Data records:
★ ★ ★ ★ ★

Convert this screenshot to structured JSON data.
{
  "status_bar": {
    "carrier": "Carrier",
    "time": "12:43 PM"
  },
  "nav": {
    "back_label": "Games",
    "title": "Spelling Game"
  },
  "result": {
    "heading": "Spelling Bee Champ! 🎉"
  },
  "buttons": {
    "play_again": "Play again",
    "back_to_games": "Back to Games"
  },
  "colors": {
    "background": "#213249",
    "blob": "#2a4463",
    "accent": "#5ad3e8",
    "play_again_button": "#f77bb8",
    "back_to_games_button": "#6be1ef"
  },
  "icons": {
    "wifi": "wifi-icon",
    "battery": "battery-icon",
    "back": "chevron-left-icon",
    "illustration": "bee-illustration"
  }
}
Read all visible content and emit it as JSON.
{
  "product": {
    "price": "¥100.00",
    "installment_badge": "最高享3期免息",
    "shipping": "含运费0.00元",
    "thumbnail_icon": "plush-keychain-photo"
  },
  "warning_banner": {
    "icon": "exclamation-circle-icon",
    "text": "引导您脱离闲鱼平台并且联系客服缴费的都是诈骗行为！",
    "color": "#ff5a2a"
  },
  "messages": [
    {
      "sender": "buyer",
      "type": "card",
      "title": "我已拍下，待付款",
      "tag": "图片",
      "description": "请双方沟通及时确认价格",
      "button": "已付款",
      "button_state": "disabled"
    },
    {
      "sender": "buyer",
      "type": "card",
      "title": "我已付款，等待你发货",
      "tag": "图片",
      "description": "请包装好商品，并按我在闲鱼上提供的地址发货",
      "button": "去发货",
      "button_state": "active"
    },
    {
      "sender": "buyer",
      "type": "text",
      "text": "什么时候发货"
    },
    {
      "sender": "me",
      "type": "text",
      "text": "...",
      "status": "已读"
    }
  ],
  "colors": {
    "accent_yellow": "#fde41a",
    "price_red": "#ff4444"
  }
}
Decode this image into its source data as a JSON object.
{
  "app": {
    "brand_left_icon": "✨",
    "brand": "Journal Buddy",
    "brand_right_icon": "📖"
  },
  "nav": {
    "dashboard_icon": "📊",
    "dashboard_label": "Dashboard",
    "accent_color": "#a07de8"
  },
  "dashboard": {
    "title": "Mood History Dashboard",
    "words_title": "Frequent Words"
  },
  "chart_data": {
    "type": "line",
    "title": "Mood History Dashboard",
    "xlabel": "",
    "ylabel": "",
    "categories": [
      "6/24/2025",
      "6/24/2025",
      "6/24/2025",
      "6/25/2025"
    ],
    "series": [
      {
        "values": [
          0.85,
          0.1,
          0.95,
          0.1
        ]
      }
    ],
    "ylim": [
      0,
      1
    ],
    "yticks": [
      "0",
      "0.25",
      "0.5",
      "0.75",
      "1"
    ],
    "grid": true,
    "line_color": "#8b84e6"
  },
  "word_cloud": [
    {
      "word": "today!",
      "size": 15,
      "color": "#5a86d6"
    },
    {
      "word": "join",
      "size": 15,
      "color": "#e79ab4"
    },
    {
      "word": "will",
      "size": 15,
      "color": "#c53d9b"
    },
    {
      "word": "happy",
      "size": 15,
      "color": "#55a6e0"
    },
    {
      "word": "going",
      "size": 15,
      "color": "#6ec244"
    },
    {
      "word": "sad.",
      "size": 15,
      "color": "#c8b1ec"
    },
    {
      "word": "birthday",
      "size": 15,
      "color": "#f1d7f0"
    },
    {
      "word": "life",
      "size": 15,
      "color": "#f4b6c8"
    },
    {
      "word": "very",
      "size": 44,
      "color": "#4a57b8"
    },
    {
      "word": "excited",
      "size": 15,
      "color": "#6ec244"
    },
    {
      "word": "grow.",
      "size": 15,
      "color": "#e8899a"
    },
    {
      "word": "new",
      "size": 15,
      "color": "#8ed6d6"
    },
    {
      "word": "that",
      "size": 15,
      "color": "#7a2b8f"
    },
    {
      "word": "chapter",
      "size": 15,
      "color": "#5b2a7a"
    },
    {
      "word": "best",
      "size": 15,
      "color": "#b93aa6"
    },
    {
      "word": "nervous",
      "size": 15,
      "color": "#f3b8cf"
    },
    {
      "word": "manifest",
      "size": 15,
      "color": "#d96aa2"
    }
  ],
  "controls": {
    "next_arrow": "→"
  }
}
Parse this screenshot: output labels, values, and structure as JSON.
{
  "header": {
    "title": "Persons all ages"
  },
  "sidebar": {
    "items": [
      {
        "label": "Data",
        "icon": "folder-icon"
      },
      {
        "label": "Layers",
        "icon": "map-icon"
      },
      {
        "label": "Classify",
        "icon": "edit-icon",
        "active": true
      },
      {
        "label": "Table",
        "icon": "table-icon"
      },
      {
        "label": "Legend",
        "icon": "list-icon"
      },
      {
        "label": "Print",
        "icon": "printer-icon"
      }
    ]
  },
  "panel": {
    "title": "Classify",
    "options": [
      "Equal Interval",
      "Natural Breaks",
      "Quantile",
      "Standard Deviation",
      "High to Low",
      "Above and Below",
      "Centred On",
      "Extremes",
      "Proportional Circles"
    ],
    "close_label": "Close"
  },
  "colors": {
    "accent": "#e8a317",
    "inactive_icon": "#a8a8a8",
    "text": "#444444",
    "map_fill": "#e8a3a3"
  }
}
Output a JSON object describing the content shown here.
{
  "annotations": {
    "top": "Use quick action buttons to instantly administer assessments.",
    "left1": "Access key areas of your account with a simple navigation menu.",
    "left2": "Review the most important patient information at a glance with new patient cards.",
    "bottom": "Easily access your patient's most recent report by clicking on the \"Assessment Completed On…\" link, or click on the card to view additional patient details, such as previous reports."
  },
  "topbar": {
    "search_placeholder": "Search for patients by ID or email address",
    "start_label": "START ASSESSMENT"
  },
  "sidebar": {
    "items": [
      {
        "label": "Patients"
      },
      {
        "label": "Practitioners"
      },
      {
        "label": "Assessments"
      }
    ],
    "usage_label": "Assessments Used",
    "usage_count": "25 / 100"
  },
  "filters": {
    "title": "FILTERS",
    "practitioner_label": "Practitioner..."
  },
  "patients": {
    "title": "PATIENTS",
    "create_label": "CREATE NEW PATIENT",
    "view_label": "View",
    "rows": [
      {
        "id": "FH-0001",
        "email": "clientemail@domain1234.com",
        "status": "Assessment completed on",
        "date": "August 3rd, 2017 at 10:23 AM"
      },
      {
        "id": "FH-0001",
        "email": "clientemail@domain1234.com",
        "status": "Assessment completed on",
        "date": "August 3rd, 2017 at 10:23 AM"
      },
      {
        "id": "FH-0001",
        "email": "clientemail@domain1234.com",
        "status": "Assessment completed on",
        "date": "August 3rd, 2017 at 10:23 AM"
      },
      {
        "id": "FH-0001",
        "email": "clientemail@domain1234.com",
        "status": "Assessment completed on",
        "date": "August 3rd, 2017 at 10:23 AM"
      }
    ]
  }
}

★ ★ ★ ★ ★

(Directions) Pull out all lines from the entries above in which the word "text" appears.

(Your solution)
    "text": "引导您脱离闲鱼平台并且联系客服缴费的都是诈骗行为！",
      "type": "text",
      "text": "什么时候发货"
      "type": "text",
      "text": "...",
    "text": "#444444",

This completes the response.